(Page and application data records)
/---

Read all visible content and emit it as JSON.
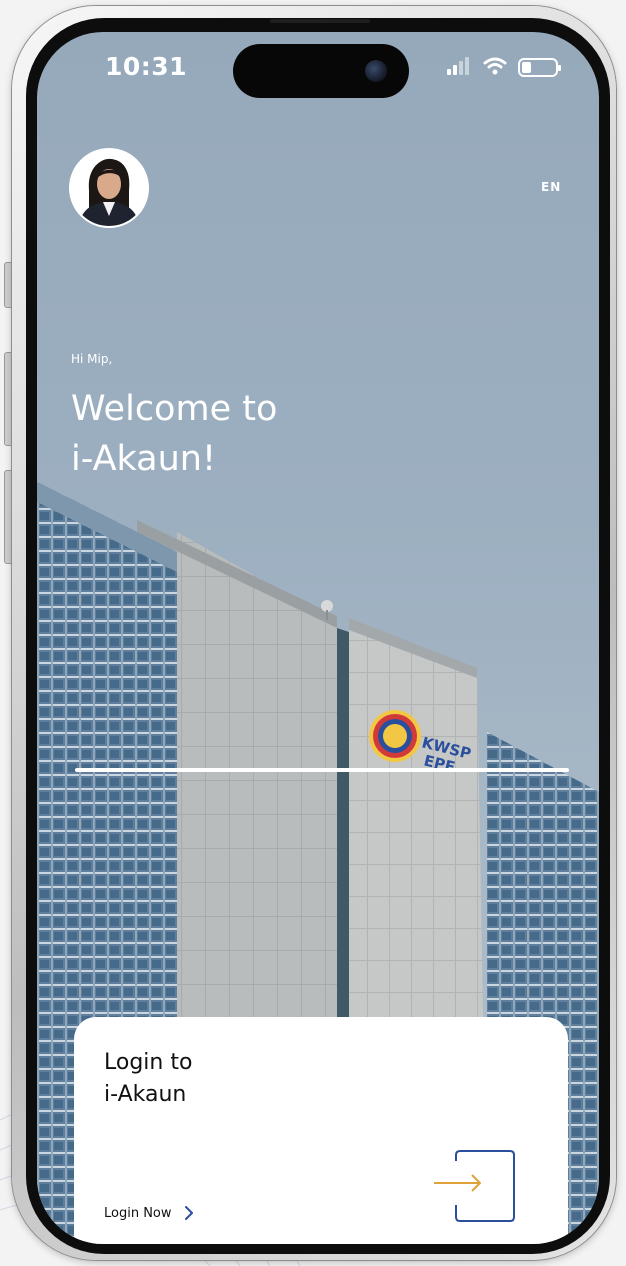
{
  "status_bar": {
    "time": "10:31"
  },
  "header": {
    "avatar_icon": "user-avatar",
    "language": "EN"
  },
  "greeting": {
    "hi": "Hi Mip,",
    "title_line1": "Welcome to",
    "title_line2": "i-Akaun!"
  },
  "hero": {
    "building_sign_line1": "KWSP",
    "building_sign_line2": "EPF"
  },
  "login_card": {
    "title_line1": "Login to",
    "title_line2": "i-Akaun",
    "link_label": "Login Now",
    "icon": "login-door-icon"
  },
  "colors": {
    "sky": "#9cafc0",
    "accent_blue": "#2a4f9c",
    "accent_orange": "#e0a13a",
    "card_bg": "#ffffff"
  }
}
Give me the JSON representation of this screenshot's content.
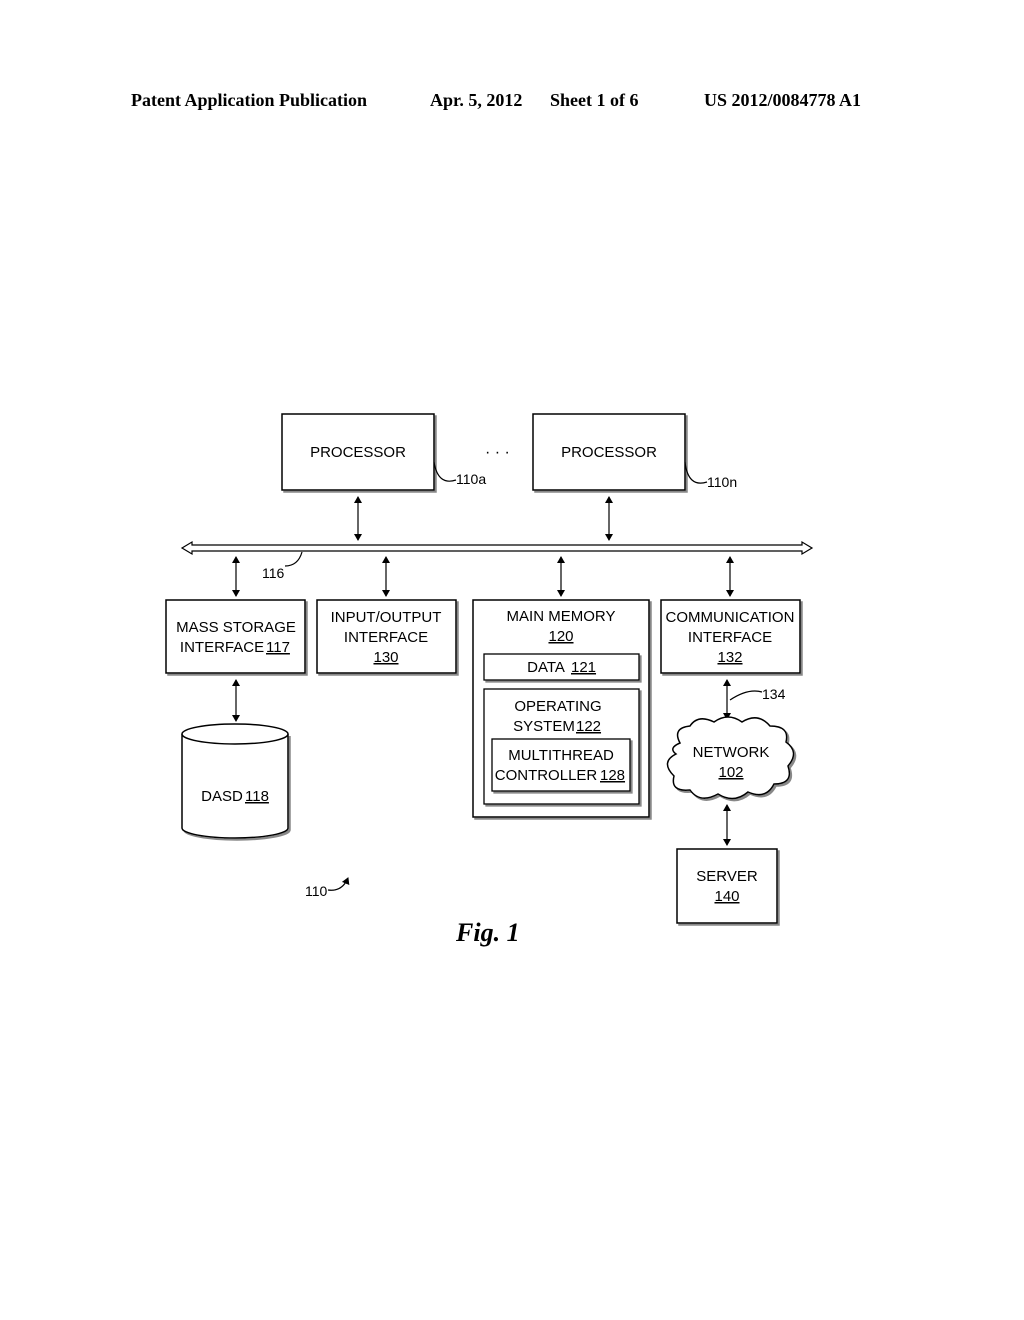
{
  "header": {
    "publication": "Patent Application Publication",
    "date": "Apr. 5, 2012",
    "sheet": "Sheet 1 of 6",
    "number": "US 2012/0084778 A1"
  },
  "diagram": {
    "processor_a": {
      "label": "PROCESSOR",
      "ref": "110a"
    },
    "processor_n": {
      "label": "PROCESSOR",
      "ref": "110n"
    },
    "ellipsis": "· · ·",
    "bus": {
      "ref": "116"
    },
    "mass_storage": {
      "line1": "MASS STORAGE",
      "line2": "INTERFACE",
      "ref": "117"
    },
    "io": {
      "line1": "INPUT/OUTPUT",
      "line2": "INTERFACE",
      "ref": "130"
    },
    "main_memory": {
      "line1": "MAIN MEMORY",
      "ref": "120"
    },
    "data": {
      "label": "DATA",
      "ref": "121"
    },
    "os": {
      "line1": "OPERATING",
      "line2": "SYSTEM",
      "ref": "122"
    },
    "multithread": {
      "line1": "MULTITHREAD",
      "line2": "CONTROLLER",
      "ref": "128"
    },
    "comm": {
      "line1": "COMMUNICATION",
      "line2": "INTERFACE",
      "ref": "132"
    },
    "network_link": {
      "ref": "134"
    },
    "network": {
      "label": "NETWORK",
      "ref": "102"
    },
    "server": {
      "label": "SERVER",
      "ref": "140"
    },
    "dasd": {
      "label": "DASD",
      "ref": "118"
    },
    "system": {
      "ref": "110"
    }
  },
  "figure_caption": "Fig. 1"
}
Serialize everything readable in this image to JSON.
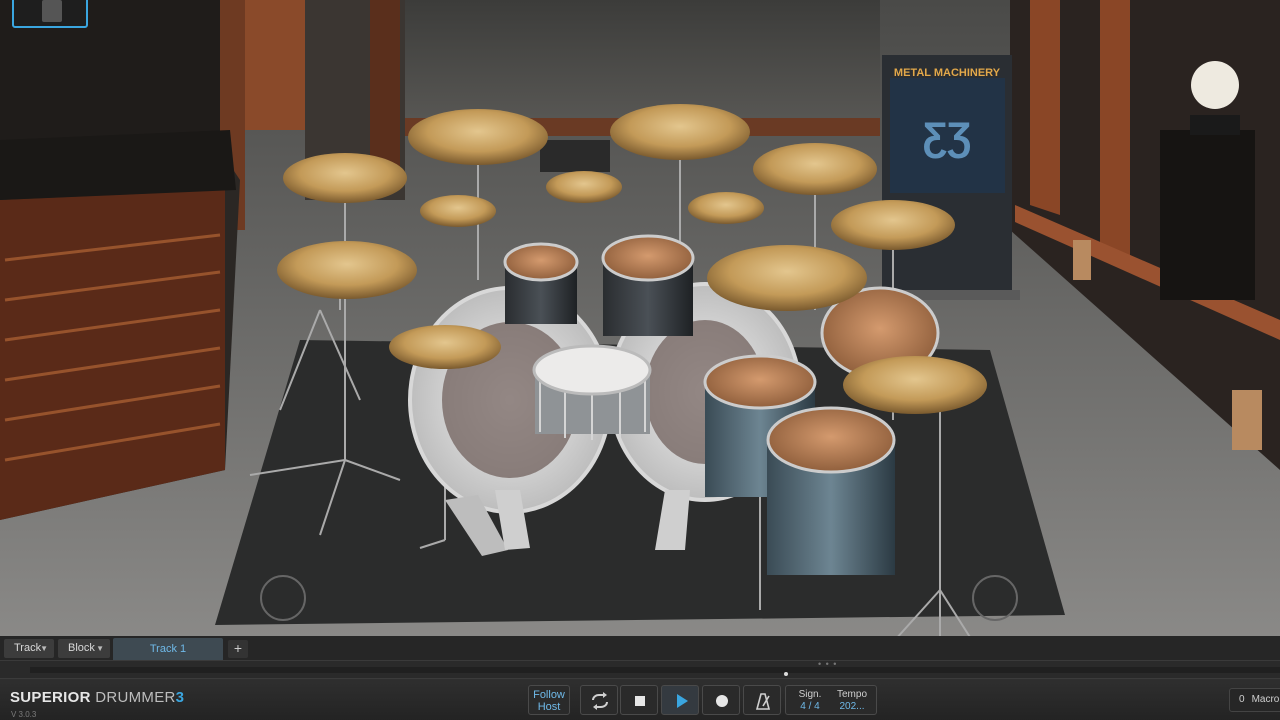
{
  "window": {
    "title": "Superior Drummer 3"
  },
  "banner": {
    "title": "METAL MACHINERY",
    "subtitle": ""
  },
  "trackbar": {
    "track_menu": "Track",
    "block_menu": "Block",
    "active_tab": "Track 1",
    "add_label": "+"
  },
  "footer": {
    "brand_word1": "SUPERIOR",
    "brand_word2": "DRUMMER",
    "brand_number": "3",
    "version": "V 3.0.3",
    "follow_host_line1": "Follow",
    "follow_host_line2": "Host",
    "signature_label": "Sign.",
    "signature_value": "4 / 4",
    "tempo_label": "Tempo",
    "tempo_value": "202...",
    "macro_value": "0",
    "macro_label": "Macro"
  },
  "transport_icons": [
    "loop-icon",
    "stop-icon",
    "play-icon",
    "record-icon",
    "metronome-icon"
  ],
  "colors": {
    "accent": "#3aa6e0",
    "bronze": "#c9a25e",
    "tab_text": "#6fb9e8"
  }
}
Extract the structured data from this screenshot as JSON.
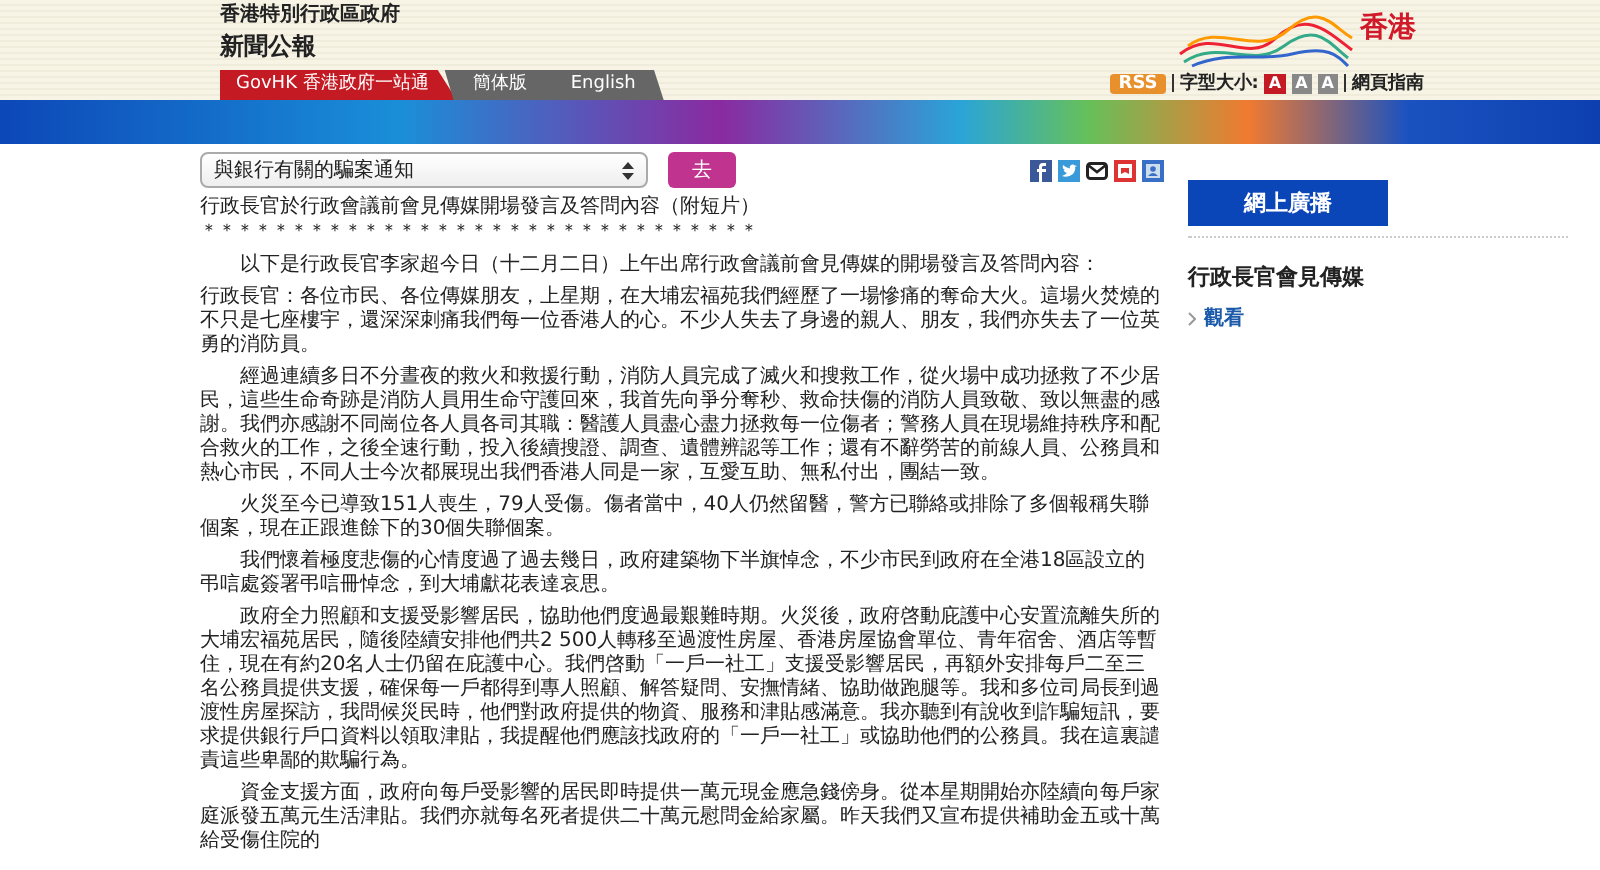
{
  "header": {
    "org": "香港特別行政區政府",
    "title": "新聞公報",
    "logo_text": "香港",
    "nav": [
      {
        "label": "GovHK 香港政府一站通",
        "kind": "home"
      },
      {
        "label": "簡体版",
        "kind": "lang"
      },
      {
        "label": "English",
        "kind": "lang"
      }
    ],
    "tools": {
      "rss": "RSS",
      "font_label": "字型大小:",
      "font_sizes": [
        {
          "label": "A",
          "selected": true
        },
        {
          "label": "A",
          "selected": false
        },
        {
          "label": "A",
          "selected": false
        }
      ],
      "guide": "網頁指南"
    }
  },
  "toolbar": {
    "select_value": "與銀行有關的騙案通知",
    "go": "去"
  },
  "article": {
    "title": "行政長官於行政會議前會見傳媒開場發言及答問內容（附短片）",
    "stars": "＊＊＊＊＊＊＊＊＊＊＊＊＊＊＊＊＊＊＊＊＊＊＊＊＊＊＊＊＊＊＊",
    "paragraphs": [
      {
        "text": "以下是行政長官李家超今日（十二月二日）上午出席行政會議前會見傳媒的開場發言及答問內容：",
        "indent": true
      },
      {
        "text": "行政長官：各位市民、各位傳媒朋友，上星期，在大埔宏福苑我們經歷了一場慘痛的奪命大火。這場火焚燒的不只是七座樓宇，還深深刺痛我們每一位香港人的心。不少人失去了身邊的親人、朋友，我們亦失去了一位英勇的消防員。",
        "indent": false
      },
      {
        "text": "經過連續多日不分晝夜的救火和救援行動，消防人員完成了滅火和搜救工作，從火場中成功拯救了不少居民，這些生命奇跡是消防人員用生命守護回來，我首先向爭分奪秒、救命扶傷的消防人員致敬、致以無盡的感謝。我們亦感謝不同崗位各人員各司其職：醫護人員盡心盡力拯救每一位傷者；警務人員在現場維持秩序和配合救火的工作，之後全速行動，投入後續搜證、調查、遺體辨認等工作；還有不辭勞苦的前線人員、公務員和熱心市民，不同人士今次都展現出我們香港人同是一家，互愛互助、無私付出，團結一致。",
        "indent": true
      },
      {
        "text": "火災至今已導致151人喪生，79人受傷。傷者當中，40人仍然留醫，警方已聯絡或排除了多個報稱失聯個案，現在正跟進餘下的30個失聯個案。",
        "indent": true
      },
      {
        "text": "我們懷着極度悲傷的心情度過了過去幾日，政府建築物下半旗悼念，不少市民到政府在全港18區設立的弔唁處簽署弔唁冊悼念，到大埔獻花表達哀思。",
        "indent": true
      },
      {
        "text": "政府全力照顧和支援受影響居民，協助他們度過最艱難時期。火災後，政府啓動庇護中心安置流離失所的大埔宏福苑居民，隨後陸續安排他們共2 500人轉移至過渡性房屋、香港房屋協會單位、青年宿舍、酒店等暫住，現在有約20名人士仍留在庇護中心。我們啓動「一戶一社工」支援受影響居民，再額外安排每戶二至三名公務員提供支援，確保每一戶都得到專人照顧、解答疑問、安撫情緒、協助做跑腿等。我和多位司局長到過渡性房屋探訪，我問候災民時，他們對政府提供的物資、服務和津貼感滿意。我亦聽到有說收到詐騙短訊，要求提供銀行戶口資料以領取津貼，我提醒他們應該找政府的「一戶一社工」或協助他們的公務員。我在這裏譴責這些卑鄙的欺騙行為。",
        "indent": true
      },
      {
        "text": "資金支援方面，政府向每戶受影響的居民即時提供一萬元現金應急錢傍身。從本星期開始亦陸續向每戶家庭派發五萬元生活津貼。我們亦就每名死者提供二十萬元慰問金給家屬。昨天我們又宣布提供補助金五或十萬給受傷住院的",
        "indent": true
      }
    ]
  },
  "sidebar": {
    "heading": "網上廣播",
    "item_title": "行政長官會見傳媒",
    "link": "觀看"
  }
}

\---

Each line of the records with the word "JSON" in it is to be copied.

Task result >>
Read all visible content and emit it as JSON.
Give me the JSON representation of this screenshot's content.
Serialize everything readable in this image to JSON.
Extract the structured data from this screenshot as JSON.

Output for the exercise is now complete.